## EXERCISE
Write the records out again, unchanged.

## RECORDS PROVIDED
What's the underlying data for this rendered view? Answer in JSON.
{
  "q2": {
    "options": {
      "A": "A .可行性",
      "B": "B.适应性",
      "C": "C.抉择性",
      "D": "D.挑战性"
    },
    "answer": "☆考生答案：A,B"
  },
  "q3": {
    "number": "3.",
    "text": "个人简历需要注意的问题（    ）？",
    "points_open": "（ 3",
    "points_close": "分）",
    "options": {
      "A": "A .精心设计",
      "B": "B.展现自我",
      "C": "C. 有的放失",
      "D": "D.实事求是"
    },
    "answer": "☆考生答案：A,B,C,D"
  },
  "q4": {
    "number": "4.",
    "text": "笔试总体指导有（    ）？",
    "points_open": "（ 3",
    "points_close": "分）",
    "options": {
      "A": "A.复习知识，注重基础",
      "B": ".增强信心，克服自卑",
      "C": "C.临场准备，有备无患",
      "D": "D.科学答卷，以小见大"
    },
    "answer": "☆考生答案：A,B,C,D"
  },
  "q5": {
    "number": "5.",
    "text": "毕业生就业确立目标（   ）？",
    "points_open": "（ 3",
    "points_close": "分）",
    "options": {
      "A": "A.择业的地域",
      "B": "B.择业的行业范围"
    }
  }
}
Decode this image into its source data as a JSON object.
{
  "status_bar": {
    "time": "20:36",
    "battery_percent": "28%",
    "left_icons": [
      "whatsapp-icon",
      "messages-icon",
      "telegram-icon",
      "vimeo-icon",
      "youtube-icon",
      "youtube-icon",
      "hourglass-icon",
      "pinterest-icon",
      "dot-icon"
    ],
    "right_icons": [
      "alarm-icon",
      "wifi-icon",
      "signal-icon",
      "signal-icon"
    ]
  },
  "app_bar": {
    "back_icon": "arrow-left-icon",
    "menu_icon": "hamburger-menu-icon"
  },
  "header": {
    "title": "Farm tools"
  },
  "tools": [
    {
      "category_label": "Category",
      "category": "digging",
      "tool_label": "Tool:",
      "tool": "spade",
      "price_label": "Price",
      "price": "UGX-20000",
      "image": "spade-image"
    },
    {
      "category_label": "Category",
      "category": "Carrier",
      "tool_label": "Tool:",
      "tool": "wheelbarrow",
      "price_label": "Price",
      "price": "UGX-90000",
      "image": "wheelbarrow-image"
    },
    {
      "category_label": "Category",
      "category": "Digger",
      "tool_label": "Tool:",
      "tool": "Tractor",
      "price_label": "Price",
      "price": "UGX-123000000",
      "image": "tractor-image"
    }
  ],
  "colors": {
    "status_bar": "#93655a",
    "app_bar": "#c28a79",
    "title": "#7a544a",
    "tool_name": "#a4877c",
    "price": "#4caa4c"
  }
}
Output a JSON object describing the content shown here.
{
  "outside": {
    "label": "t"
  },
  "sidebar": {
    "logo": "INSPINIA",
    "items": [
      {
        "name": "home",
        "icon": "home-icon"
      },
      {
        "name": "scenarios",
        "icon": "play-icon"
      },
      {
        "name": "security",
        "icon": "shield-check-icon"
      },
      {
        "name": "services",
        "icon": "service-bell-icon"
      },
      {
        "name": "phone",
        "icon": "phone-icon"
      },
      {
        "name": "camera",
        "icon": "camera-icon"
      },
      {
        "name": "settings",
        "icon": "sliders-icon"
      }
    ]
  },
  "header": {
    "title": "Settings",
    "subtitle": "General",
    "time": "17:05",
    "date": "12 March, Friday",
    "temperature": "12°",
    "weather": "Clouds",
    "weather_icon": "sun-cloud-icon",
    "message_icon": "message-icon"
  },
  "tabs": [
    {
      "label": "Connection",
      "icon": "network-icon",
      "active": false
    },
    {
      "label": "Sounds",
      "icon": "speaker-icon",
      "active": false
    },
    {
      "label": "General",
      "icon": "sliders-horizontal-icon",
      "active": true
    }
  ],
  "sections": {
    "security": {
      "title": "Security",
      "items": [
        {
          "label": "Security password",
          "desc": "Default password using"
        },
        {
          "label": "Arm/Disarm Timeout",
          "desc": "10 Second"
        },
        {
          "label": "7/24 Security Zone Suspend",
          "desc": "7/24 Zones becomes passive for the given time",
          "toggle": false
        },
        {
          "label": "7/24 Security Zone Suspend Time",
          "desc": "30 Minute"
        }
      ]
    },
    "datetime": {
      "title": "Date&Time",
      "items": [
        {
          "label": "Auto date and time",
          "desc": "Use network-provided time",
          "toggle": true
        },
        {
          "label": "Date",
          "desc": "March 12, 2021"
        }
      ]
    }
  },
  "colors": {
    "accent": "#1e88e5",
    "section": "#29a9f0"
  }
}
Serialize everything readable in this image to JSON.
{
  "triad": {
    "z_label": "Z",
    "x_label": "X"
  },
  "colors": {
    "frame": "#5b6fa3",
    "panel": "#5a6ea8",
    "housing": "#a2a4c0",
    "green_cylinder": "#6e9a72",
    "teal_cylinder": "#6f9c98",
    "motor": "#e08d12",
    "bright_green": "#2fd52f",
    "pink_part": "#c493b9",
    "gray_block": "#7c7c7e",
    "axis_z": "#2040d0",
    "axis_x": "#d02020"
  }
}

## REPLY TO THE EXERCISE
What's the underlying data for this rendered view? Answer in JSON.
{
  "q2": {
    "options": {
      "A": "A .可行性",
      "B": "B.适应性",
      "C": "C.抉择性",
      "D": "D.挑战性"
    },
    "answer": "☆考生答案：A,B"
  },
  "q3": {
    "number": "3.",
    "text": "个人简历需要注意的问题（    ）？",
    "points_open": "（ 3",
    "points_close": "分）",
    "options": {
      "A": "A .精心设计",
      "B": "B.展现自我",
      "C": "C. 有的放失",
      "D": "D.实事求是"
    },
    "answer": "☆考生答案：A,B,C,D"
  },
  "q4": {
    "number": "4.",
    "text": "笔试总体指导有（    ）？",
    "points_open": "（ 3",
    "points_close": "分）",
    "options": {
      "A": "A.复习知识，注重基础",
      "B": ".增强信心，克服自卑",
      "C": "C.临场准备，有备无患",
      "D": "D.科学答卷，以小见大"
    },
    "answer": "☆考生答案：A,B,C,D"
  },
  "q5": {
    "number": "5.",
    "text": "毕业生就业确立目标（   ）？",
    "points_open": "（ 3",
    "points_close": "分）",
    "options": {
      "A": "A.择业的地域",
      "B": "B.择业的行业范围"
    }
  }
}
Decode this image into its source data as a JSON object.
{
  "status_bar": {
    "time": "20:36",
    "battery_percent": "28%",
    "left_icons": [
      "whatsapp-icon",
      "messages-icon",
      "telegram-icon",
      "vimeo-icon",
      "youtube-icon",
      "youtube-icon",
      "hourglass-icon",
      "pinterest-icon",
      "dot-icon"
    ],
    "right_icons": [
      "alarm-icon",
      "wifi-icon",
      "signal-icon",
      "signal-icon"
    ]
  },
  "app_bar": {
    "back_icon": "arrow-left-icon",
    "menu_icon": "hamburger-menu-icon"
  },
  "header": {
    "title": "Farm tools"
  },
  "tools": [
    {
      "category_label": "Category",
      "category": "digging",
      "tool_label": "Tool:",
      "tool": "spade",
      "price_label": "Price",
      "price": "UGX-20000",
      "image": "spade-image"
    },
    {
      "category_label": "Category",
      "category": "Carrier",
      "tool_label": "Tool:",
      "tool": "wheelbarrow",
      "price_label": "Price",
      "price": "UGX-90000",
      "image": "wheelbarrow-image"
    },
    {
      "category_label": "Category",
      "category": "Digger",
      "tool_label": "Tool:",
      "tool": "Tractor",
      "price_label": "Price",
      "price": "UGX-123000000",
      "image": "tractor-image"
    }
  ],
  "colors": {
    "status_bar": "#93655a",
    "app_bar": "#c28a79",
    "title": "#7a544a",
    "tool_name": "#a4877c",
    "price": "#4caa4c"
  }
}
Output a JSON object describing the content shown here.
{
  "outside": {
    "label": "t"
  },
  "sidebar": {
    "logo": "INSPINIA",
    "items": [
      {
        "name": "home",
        "icon": "home-icon"
      },
      {
        "name": "scenarios",
        "icon": "play-icon"
      },
      {
        "name": "security",
        "icon": "shield-check-icon"
      },
      {
        "name": "services",
        "icon": "service-bell-icon"
      },
      {
        "name": "phone",
        "icon": "phone-icon"
      },
      {
        "name": "camera",
        "icon": "camera-icon"
      },
      {
        "name": "settings",
        "icon": "sliders-icon"
      }
    ]
  },
  "header": {
    "title": "Settings",
    "subtitle": "General",
    "time": "17:05",
    "date": "12 March, Friday",
    "temperature": "12°",
    "weather": "Clouds",
    "weather_icon": "sun-cloud-icon",
    "message_icon": "message-icon"
  },
  "tabs": [
    {
      "label": "Connection",
      "icon": "network-icon",
      "active": false
    },
    {
      "label": "Sounds",
      "icon": "speaker-icon",
      "active": false
    },
    {
      "label": "General",
      "icon": "sliders-horizontal-icon",
      "active": true
    }
  ],
  "sections": {
    "security": {
      "title": "Security",
      "items": [
        {
          "label": "Security password",
          "desc": "Default password using"
        },
        {
          "label": "Arm/Disarm Timeout",
          "desc": "10 Second"
        },
        {
          "label": "7/24 Security Zone Suspend",
          "desc": "7/24 Zones becomes passive for the given time",
          "toggle": false
        },
        {
          "label": "7/24 Security Zone Suspend Time",
          "desc": "30 Minute"
        }
      ]
    },
    "datetime": {
      "title": "Date&Time",
      "items": [
        {
          "label": "Auto date and time",
          "desc": "Use network-provided time",
          "toggle": true
        },
        {
          "label": "Date",
          "desc": "March 12, 2021"
        }
      ]
    }
  },
  "colors": {
    "accent": "#1e88e5",
    "section": "#29a9f0"
  }
}
Serialize everything readable in this image to JSON.
{
  "triad": {
    "z_label": "Z",
    "x_label": "X"
  },
  "colors": {
    "frame": "#5b6fa3",
    "panel": "#5a6ea8",
    "housing": "#a2a4c0",
    "green_cylinder": "#6e9a72",
    "teal_cylinder": "#6f9c98",
    "motor": "#e08d12",
    "bright_green": "#2fd52f",
    "pink_part": "#c493b9",
    "gray_block": "#7c7c7e",
    "axis_z": "#2040d0",
    "axis_x": "#d02020"
  }
}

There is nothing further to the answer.